[To do]
In the data, find each line where the word "icon" appears and list that line.

(Stored records)
────
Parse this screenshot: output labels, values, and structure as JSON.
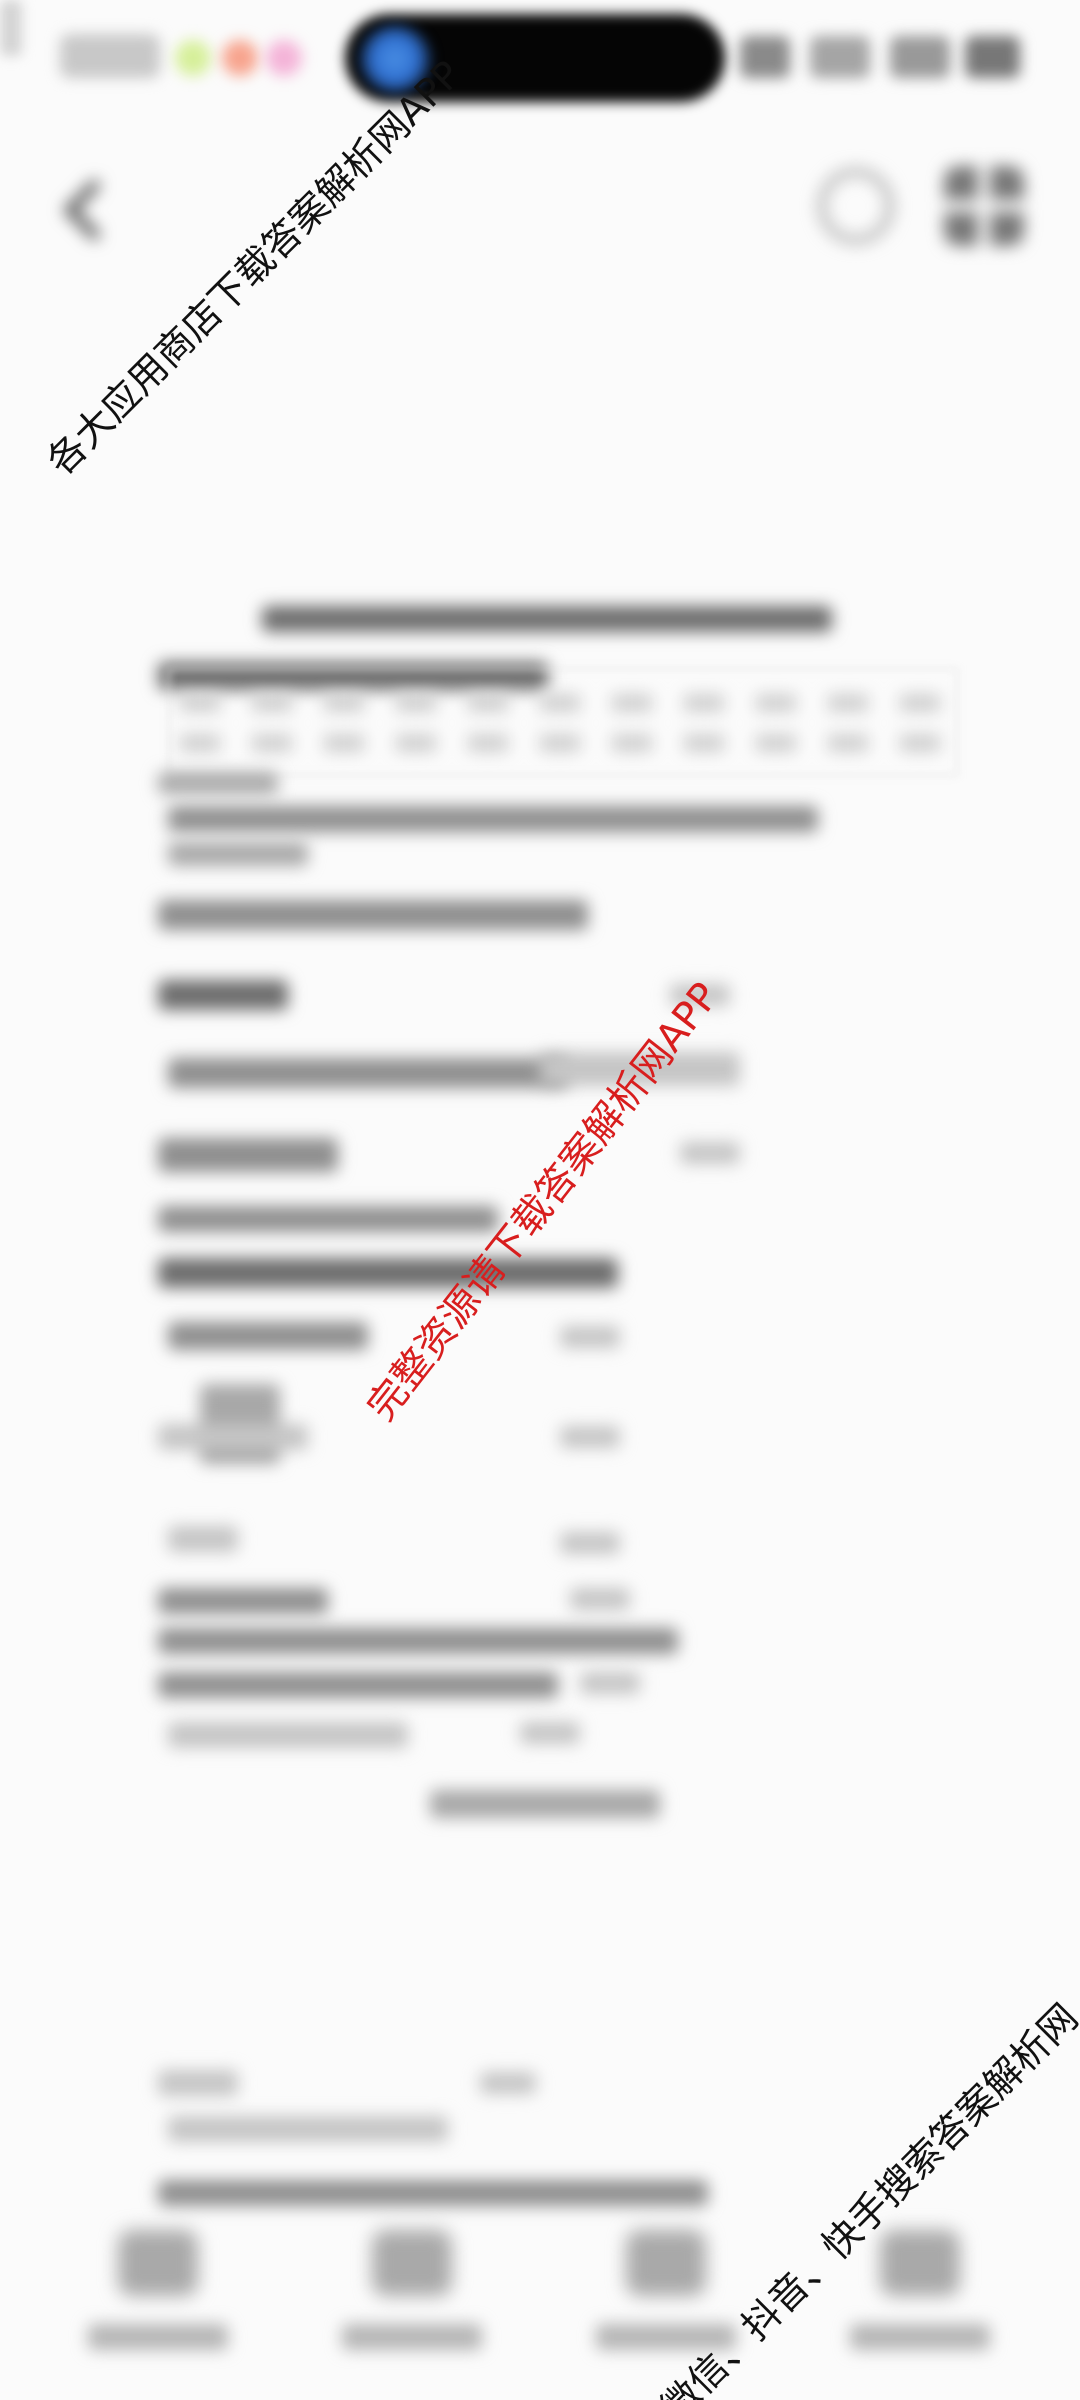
{
  "watermarks": {
    "top_left": "各大应用商店下载答案解析网APP",
    "center": "完整资源请下载答案解析网APP",
    "bottom_right": "微信、抖音、快手搜索答案解析网"
  },
  "status_bar": {
    "island_accent_color": "#3b82f6"
  },
  "header": {
    "back_icon": "back-arrow-icon",
    "history_icon": "clock-icon",
    "apps_icon": "grid-icon",
    "more_icon": "more-icon"
  },
  "bottom_nav": {
    "items": [
      {
        "icon": "home-icon"
      },
      {
        "icon": "document-icon"
      },
      {
        "icon": "grid-icon"
      },
      {
        "icon": "apps-icon"
      }
    ]
  },
  "colors": {
    "background": "#fbfbfb",
    "watermark_red": "#d81e1e",
    "watermark_black": "#111111"
  }
}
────
[The answer]
    "back_icon": "back-arrow-icon",
    "history_icon": "clock-icon",
    "apps_icon": "grid-icon",
    "more_icon": "more-icon"
        "icon": "home-icon"
        "icon": "document-icon"
        "icon": "grid-icon"
        "icon": "apps-icon"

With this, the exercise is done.